The second Himalayan Consensus Summit 2017 was held on 24 and 25 March. The annual summit envisages to make Kathmandu the Davos of the Himalayas and is hosted by the Himalayan Consensus Institute, Hong Kong with Nepal Economic Forum as its Secretariat.
Himalayan Consensus is a holistic development paradigm that emphasises the integrity of planetary eco-systems as an indispensable basis for socio-economic development in the Himalayan region. The agenda of the HCS program is to design and create sustainable alternative solutions based on grass root and alternative efforts that are being developed around the region. The Himalayan Consensus process involves convening an annual conference that brings together pioneers across the region, together with business and financial leaders, in seeking pragmatic ways to scale local solutions. Throughout the year the Himalayan Consensus Institute will matrix outcomes from the conference together with examples of social enterprise innovation across the Himalayan region, evolving these into a fresh economic paradigm.
The event was supported by Peak Re; a reinsurance company based in Hong Kong and Embassy of Switzerland in Nepal; the principal sponsors as well as Altai Himalaya, Himalayan General Insurance, The Asia Foundation, and UNCDF. This theme for this year was Himalayan Ideas – Global Prosperity that attempted to examine alternative paradigms that suit the Himalayan context. It focused on integrating innovative solutions of social entrepreneurs into globally relevant models. It also looked into harnessing business and finance to build capacity for green energy and water conservation. Preservation of heritage as core to respecting local identity was one of the main objectives of the summit. A core principle of Himalayan Consensus is that conflict does not arise due to clashes among civilizations, religions or cultures. It is caused by economic disempowerment and identity marginalization. In this era of global volatility, there is an urgent need for dialogue and action to reduce climate disruption and protect communities to reduce the probability of conflict from arising. The Himalayan Consensus as a convening process served as an effective second track dialogue towards mediation and prevention of conflict.

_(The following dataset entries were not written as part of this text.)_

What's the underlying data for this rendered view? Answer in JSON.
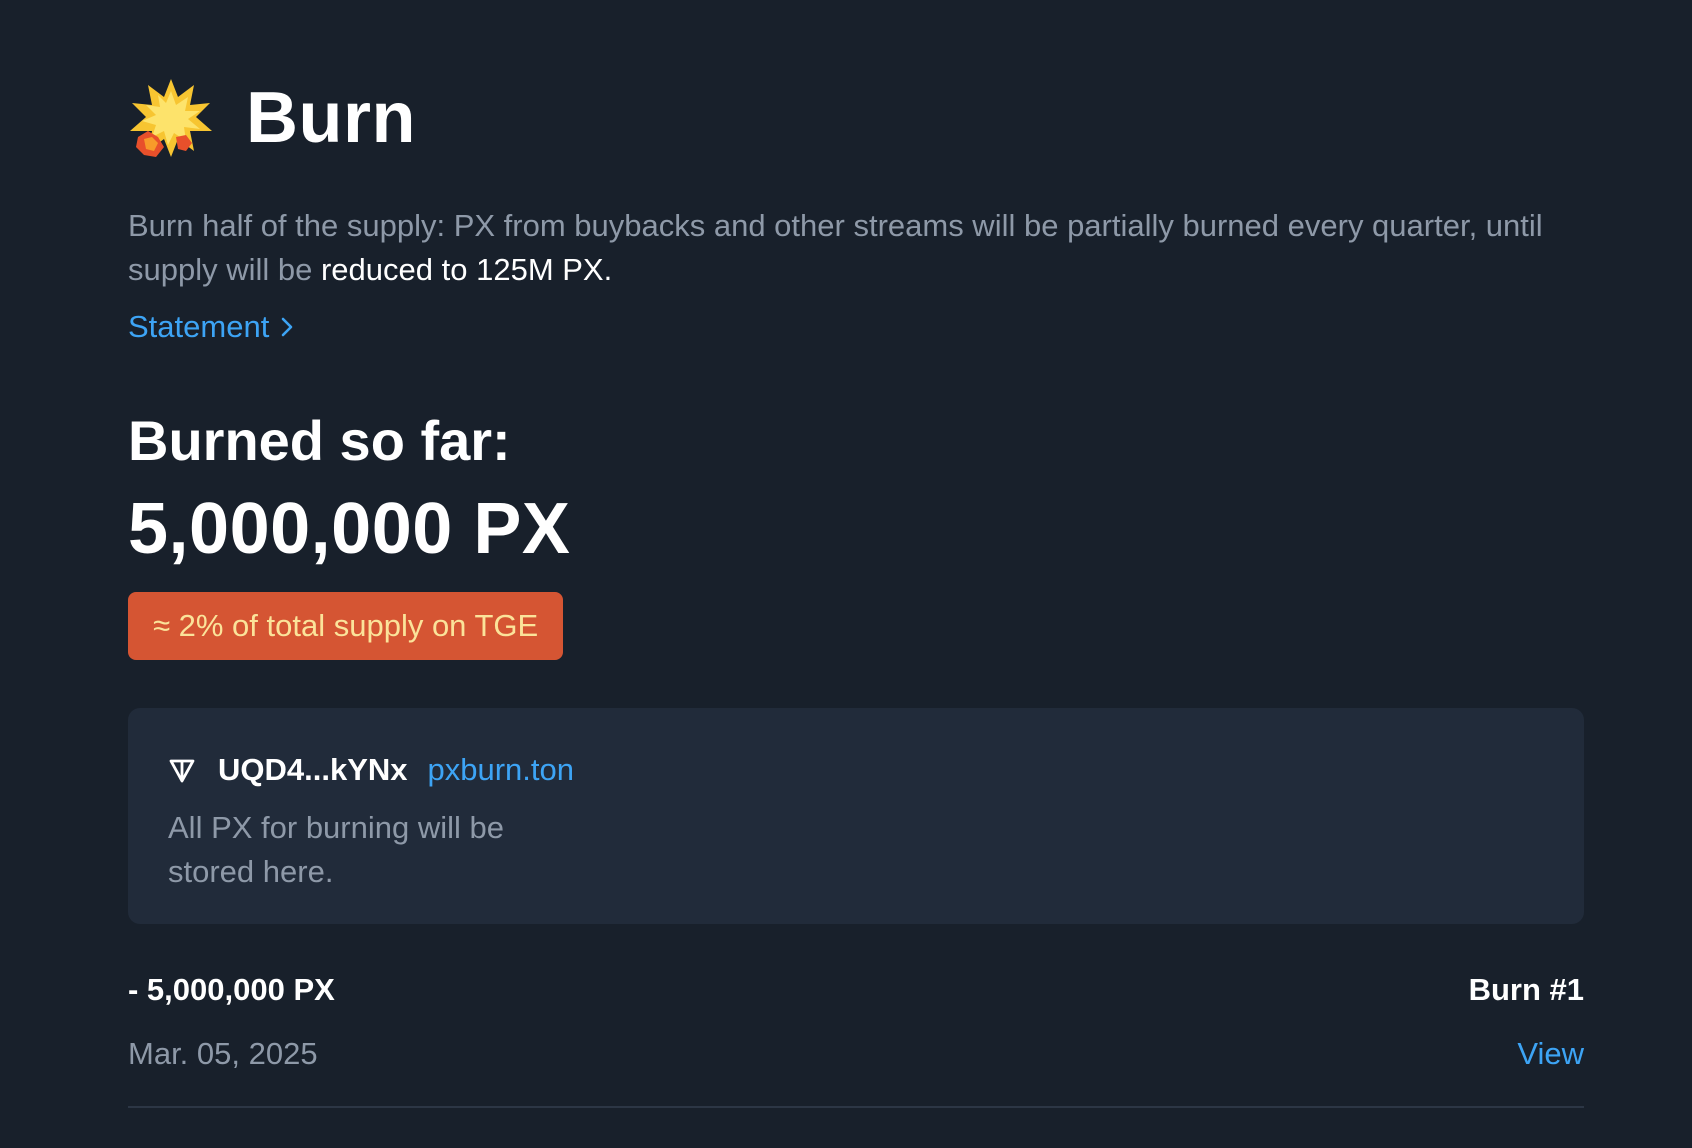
{
  "header": {
    "icon": "collision-burst-icon",
    "title": "Burn"
  },
  "description": {
    "text": "Burn half of the supply: PX from buybacks and other streams will be partially burned every quarter, until supply will be ",
    "highlight": "reduced to 125M PX."
  },
  "statement": {
    "label": "Statement",
    "icon": "chevron-right-icon"
  },
  "burned": {
    "label": "Burned so far:",
    "amount": "5,000,000 PX",
    "badge": "≈ 2% of total supply on TGE"
  },
  "wallet": {
    "icon": "ton-icon",
    "address": "UQD4...kYNx",
    "domain": "pxburn.ton",
    "note": "All PX for burning will be stored here."
  },
  "history": [
    {
      "amount": "- 5,000,000 PX",
      "label": "Burn #1",
      "date": "Mar. 05, 2025",
      "action": "View"
    }
  ],
  "colors": {
    "background": "#18202b",
    "card": "#212b3a",
    "link": "#3da4f5",
    "muted_text": "#8e99a8",
    "badge_bg": "#d55533",
    "badge_text": "#fbe39a"
  }
}
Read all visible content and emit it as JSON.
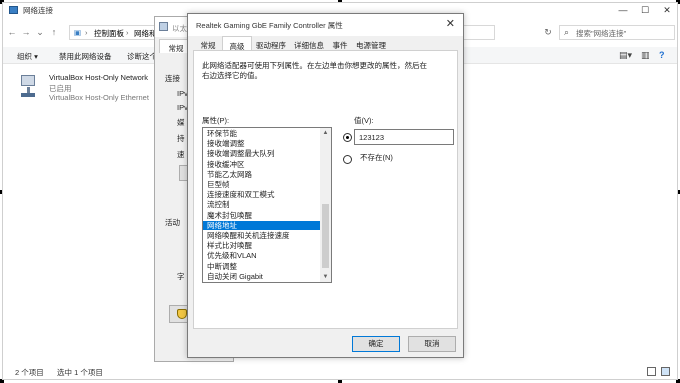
{
  "explorer": {
    "title": "网络连接",
    "path": [
      "控制面板",
      "网络和"
    ],
    "search_placeholder": "搜索\"网络连接\"",
    "toolbar": [
      "组织",
      "禁用此网络设备",
      "诊断这个"
    ],
    "adapter": {
      "name": "VirtualBox Host-Only Network",
      "status": "已启用",
      "device": "VirtualBox Host-Only Ethernet"
    },
    "status": {
      "count": "2 个项目",
      "selected": "选中 1 个项目"
    }
  },
  "bg_dialog": {
    "title": "以太",
    "tab": "常规",
    "labels": {
      "connect": "连接",
      "l1": "IPv",
      "l2": "IPv",
      "l3": "媒",
      "l4": "持",
      "l5": "速",
      "activity": "活动",
      "bytes": "字"
    }
  },
  "dialog": {
    "title": "Realtek Gaming GbE Family Controller 属性",
    "close": "✕",
    "tabs": [
      "常规",
      "高级",
      "驱动程序",
      "详细信息",
      "事件",
      "电源管理"
    ],
    "active_tab": "高级",
    "description": "此网络适配器可使用下列属性。在左边单击你想更改的属性，然后在右边选择它的值。",
    "property_label": "属性(P):",
    "value_label": "值(V):",
    "properties": [
      "环保节能",
      "接收端调整",
      "接收端调整最大队列",
      "接收缓冲区",
      "节能乙太网路",
      "巨型帧",
      "连接速度和双工模式",
      "流控制",
      "魔术封包唤醒",
      "网络地址",
      "网络唤醒和关机连接速度",
      "样式比对唤醒",
      "优先级和VLAN",
      "中断调整",
      "自动关闭 Gigabit"
    ],
    "selected_property": "网络地址",
    "value": "123123",
    "not_present_label": "不存在(N)",
    "ok_label": "确定",
    "cancel_label": "取消"
  }
}
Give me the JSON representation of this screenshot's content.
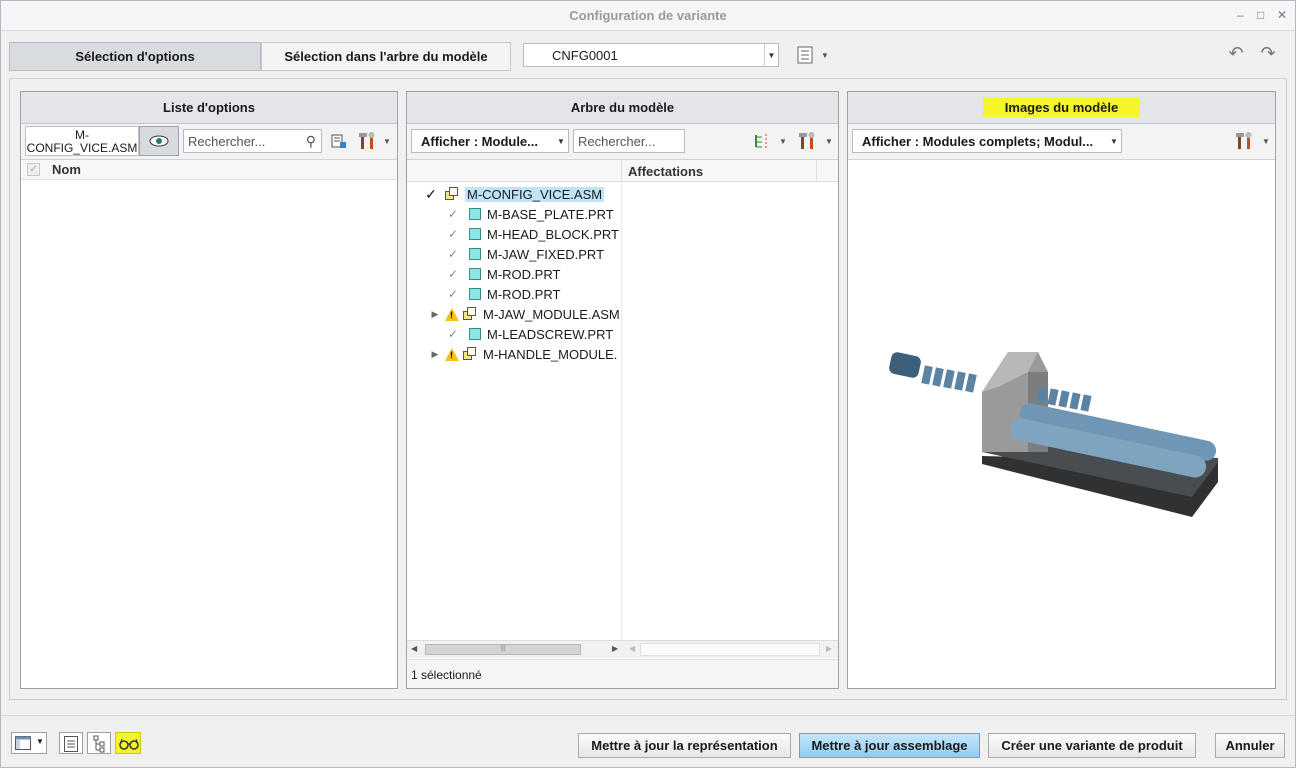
{
  "window": {
    "title": "Configuration de variante"
  },
  "tabs": [
    {
      "label": "Sélection d'options"
    },
    {
      "label": "Sélection dans l'arbre du modèle"
    }
  ],
  "config_select": {
    "value": "CNFG0001"
  },
  "panels": {
    "options": {
      "title": "Liste d'options",
      "model_chip": "M-\nCONFIG_VICE.ASM",
      "search_placeholder": "Rechercher...",
      "column_name": "Nom"
    },
    "tree": {
      "title": "Arbre du modèle",
      "show_dropdown": "Afficher : Module...",
      "search_placeholder": "Rechercher...",
      "column_assignments": "Affectations",
      "items": [
        {
          "name": "M-CONFIG_VICE.ASM",
          "kind": "asm",
          "selected": true
        },
        {
          "name": "M-BASE_PLATE.PRT",
          "kind": "prt"
        },
        {
          "name": "M-HEAD_BLOCK.PRT",
          "kind": "prt"
        },
        {
          "name": "M-JAW_FIXED.PRT",
          "kind": "prt"
        },
        {
          "name": "M-ROD.PRT",
          "kind": "prt"
        },
        {
          "name": "M-ROD.PRT",
          "kind": "prt"
        },
        {
          "name": "M-JAW_MODULE.ASM",
          "kind": "module",
          "warning": true
        },
        {
          "name": "M-LEADSCREW.PRT",
          "kind": "prt"
        },
        {
          "name": "M-HANDLE_MODULE.",
          "kind": "module",
          "warning": true
        }
      ],
      "status": "1 sélectionné"
    },
    "images": {
      "title": "Images du modèle",
      "show_dropdown": "Afficher : Modules complets; Modul..."
    }
  },
  "buttons": {
    "update_representation": "Mettre à jour la représentation",
    "update_assembly": "Mettre à jour assemblage",
    "create_variant": "Créer une variante de produit",
    "cancel": "Annuler"
  },
  "colors": {
    "highlight": "#f5f52a",
    "primary_button": "#8fcdf3",
    "selection": "#bfe3f7"
  }
}
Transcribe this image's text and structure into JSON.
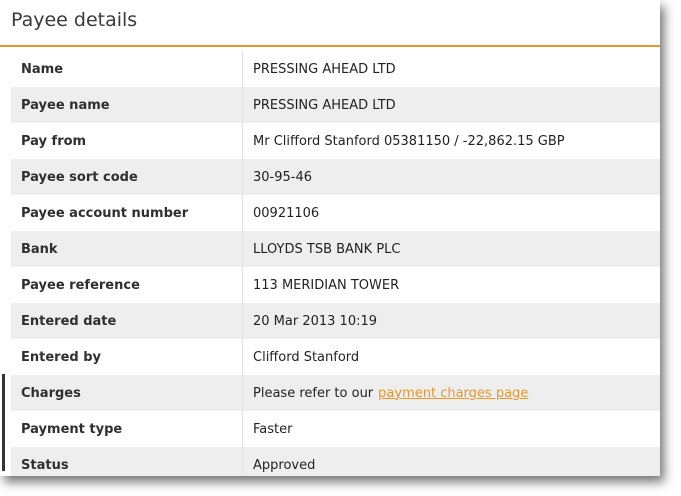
{
  "header": {
    "title": "Payee details"
  },
  "rows": [
    {
      "label": "Name",
      "value": "PRESSING AHEAD LTD"
    },
    {
      "label": "Payee name",
      "value": "PRESSING AHEAD LTD"
    },
    {
      "label": "Pay from",
      "value": "Mr Clifford Stanford 05381150 / -22,862.15 GBP"
    },
    {
      "label": "Payee sort code",
      "value": "30-95-46"
    },
    {
      "label": "Payee account number",
      "value": "00921106"
    },
    {
      "label": "Bank",
      "value": "LLOYDS TSB BANK PLC"
    },
    {
      "label": "Payee reference",
      "value": "113 MERIDIAN TOWER"
    },
    {
      "label": "Entered date",
      "value": "20 Mar 2013 10:19"
    },
    {
      "label": "Entered by",
      "value": "Clifford Stanford"
    },
    {
      "label": "Charges",
      "value": "Please refer to our",
      "link": "payment charges page"
    },
    {
      "label": "Payment type",
      "value": "Faster"
    },
    {
      "label": "Status",
      "value": "Approved"
    }
  ],
  "colors": {
    "accent": "#e8962c",
    "row_alt": "#eeeeee"
  }
}
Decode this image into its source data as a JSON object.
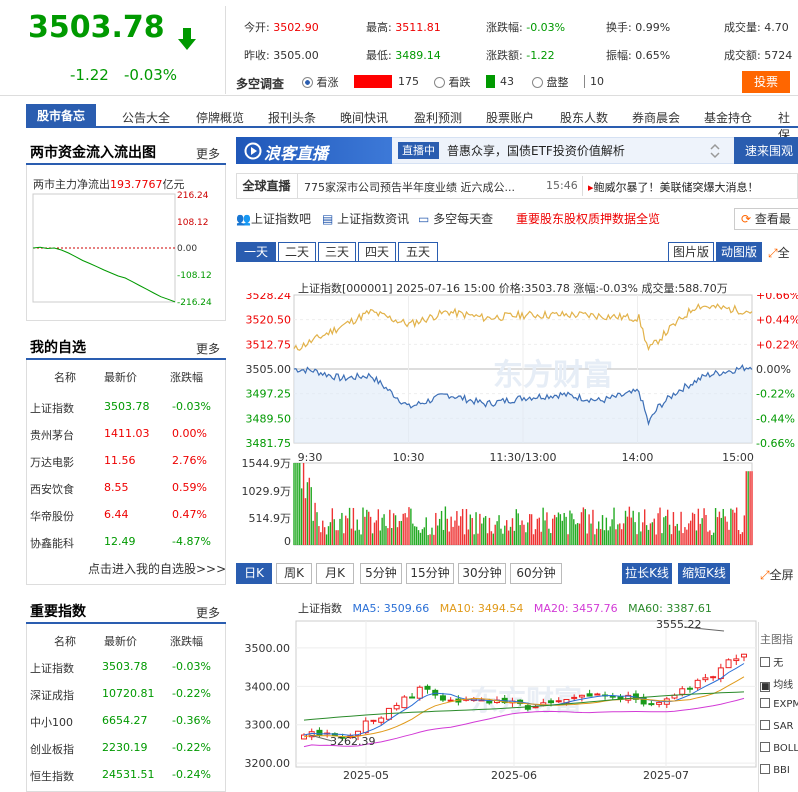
{
  "quote": {
    "price": "3503.78",
    "change": "-1.22",
    "change_pct": "-0.03%",
    "open_label": "今开:",
    "open": "3502.90",
    "high_label": "最高:",
    "high": "3511.81",
    "chgpct_label": "涨跌幅:",
    "chgpct": "-0.03%",
    "turnover_label": "换手:",
    "turnover": "0.99%",
    "vol_label": "成交量:",
    "vol": "4.70",
    "prev_label": "昨收:",
    "prev": "3505.00",
    "low_label": "最低:",
    "low": "3489.14",
    "chgamt_label": "涨跌额:",
    "chgamt": "-1.22",
    "amp_label": "振幅:",
    "amp": "0.65%",
    "amount_label": "成交额:",
    "amount": "5724"
  },
  "survey": {
    "label": "多空调查",
    "bull": "看涨",
    "bull_count": "175",
    "bear": "看跌",
    "bear_count": "43",
    "flat": "盘整",
    "flat_count": "10",
    "vote": "投票"
  },
  "nav": {
    "first": "股市备忘",
    "items": [
      "公告大全",
      "停牌概览",
      "报刊头条",
      "晚间快讯",
      "盈利预测",
      "股票账户",
      "股东人数",
      "券商晨会",
      "基金持仓",
      "社保"
    ]
  },
  "flow": {
    "title": "两市资金流入流出图",
    "more": "更多",
    "label": "两市主力净流出",
    "value": "193.7767",
    "unit": "亿元",
    "y_ticks": [
      "216.24",
      "108.12",
      "0.00",
      "-108.12",
      "-216.24"
    ],
    "series": [
      0,
      3,
      -2,
      0,
      -8,
      -20,
      -35,
      -50,
      -62,
      -75,
      -88,
      -100,
      -112,
      -120,
      -135,
      -150,
      -165,
      -180,
      -195,
      -205,
      -216
    ]
  },
  "watch": {
    "title": "我的自选",
    "more": "更多",
    "headers": [
      "名称",
      "最新价",
      "涨跌幅"
    ],
    "rows": [
      [
        "上证指数",
        "3503.78",
        "-0.03%"
      ],
      [
        "贵州茅台",
        "1411.03",
        "0.00%"
      ],
      [
        "万达电影",
        "11.56",
        "2.76%"
      ],
      [
        "西安饮食",
        "8.55",
        "0.59%"
      ],
      [
        "华帝股份",
        "6.44",
        "0.47%"
      ],
      [
        "协鑫能科",
        "12.49",
        "-4.87%"
      ]
    ],
    "link": "点击进入我的自选股>>>"
  },
  "indices": {
    "title": "重要指数",
    "more": "更多",
    "headers": [
      "名称",
      "最新价",
      "涨跌幅"
    ],
    "rows": [
      [
        "上证指数",
        "3503.78",
        "-0.03%"
      ],
      [
        "深证成指",
        "10720.81",
        "-0.22%"
      ],
      [
        "中小100",
        "6654.27",
        "-0.36%"
      ],
      [
        "创业板指",
        "2230.19",
        "-0.22%"
      ],
      [
        "恒生指数",
        "24531.51",
        "-0.24%"
      ]
    ]
  },
  "live": {
    "logo": "浪客直播",
    "badge": "直播中",
    "title": "普惠众享，国债ETF投资价值解析",
    "right": "速来围观"
  },
  "ticker": {
    "label": "全球直播",
    "text": "775家深市公司预告半年度业绩 近六成公...",
    "time": "15:46",
    "hot": "鲍威尔暴了！美联储突爆大消息！"
  },
  "links": {
    "a": "上证指数吧",
    "b": "上证指数资讯",
    "c": "多空每天查",
    "d": "重要股东股权质押数据全览",
    "e": "查看最"
  },
  "tabs": {
    "items": [
      "一天",
      "二天",
      "三天",
      "四天",
      "五天"
    ],
    "pic": "图片版",
    "dyn": "动图版",
    "full": "全"
  },
  "intraday": {
    "info": "上证指数[000001] 2025-07-16 15:00  价格:3503.78 涨幅:-0.03%  成交量:588.70万",
    "left_ticks": [
      "3528.24",
      "3520.50",
      "3512.75",
      "3505.00",
      "3497.25",
      "3489.50",
      "3481.75"
    ],
    "right_ticks": [
      "+0.66%",
      "+0.44%",
      "+0.22%",
      "0.00%",
      "-0.22%",
      "-0.44%",
      "-0.66%"
    ],
    "x_ticks": [
      "9:30",
      "10:30",
      "11:30/13:00",
      "14:00",
      "15:00"
    ],
    "vol_ticks": [
      "1544.9万",
      "1029.9万",
      "514.9万",
      "0"
    ],
    "watermark": "东方财富"
  },
  "kline": {
    "tabs": [
      "日K",
      "周K",
      "月K",
      "5分钟",
      "15分钟",
      "30分钟",
      "60分钟"
    ],
    "btn1": "拉长K线",
    "btn2": "缩短K线",
    "full": "全屏",
    "name": "上证指数",
    "ma5": "MA5: 3509.66",
    "ma10": "MA10: 3494.54",
    "ma20": "MA20: 3457.76",
    "ma60": "MA60: 3387.61",
    "y_ticks": [
      "3500.00",
      "3400.00",
      "3300.00",
      "3200.00"
    ],
    "x_ticks": [
      "2025-05",
      "2025-06",
      "2025-07"
    ],
    "high_mark": "3555.22",
    "low_mark": "3262.39",
    "side_title": "主图指",
    "side": [
      "无",
      "均线",
      "EXPM",
      "SAR",
      "BOLL",
      "BBI"
    ],
    "watermark": "东方财富"
  },
  "colors": {
    "blue": "#2a5db0",
    "red": "#e00",
    "green": "#090"
  }
}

The Summit ended with eight announcements. Celine Cousteau working on a documentary on the Himalayan indigenous people on line of her project in the Amazon. Mahendra Shrestha announced to work on a Himalayan Heritage Hotel Fund, Ryan Nadeau, Galvanize announce a competition with USD 300,000 prize for local innovators across the Himalayas which can help farmer’s access data and smart farming techniques. Christopher Flensborg of SEB Bank announced an initiative to raise money to be deployed into a Himalayan Fund. Daniel Taylor announced 20 scholarships for students of pan Himalayan region for Future Generations University. Hon Wai Wai announced that Palace Musuem, Beijing will work with UNESCO on digitization of artefacts. Eckhart Roth announced that Peak Re will create a pre-disaster fund for cities and towns to have instant cash to mitigate disasters.
Meanwhile, Executive Board member Prof Mahendra P Lama announced a Himalayan Consensus Institute program on a centre to study and work towards mitigation of conflict in the Himalayas. Whereas, Executive Board member Ambica Shrestha announced the HCS 2018 dates as 23 and 24 March 2018 with the theme Connecting the Himalayas and the Mekong. Sujeev Shakya, Secretary General informed that close to 200 people with more than 50 international speakers and delegates attended the event.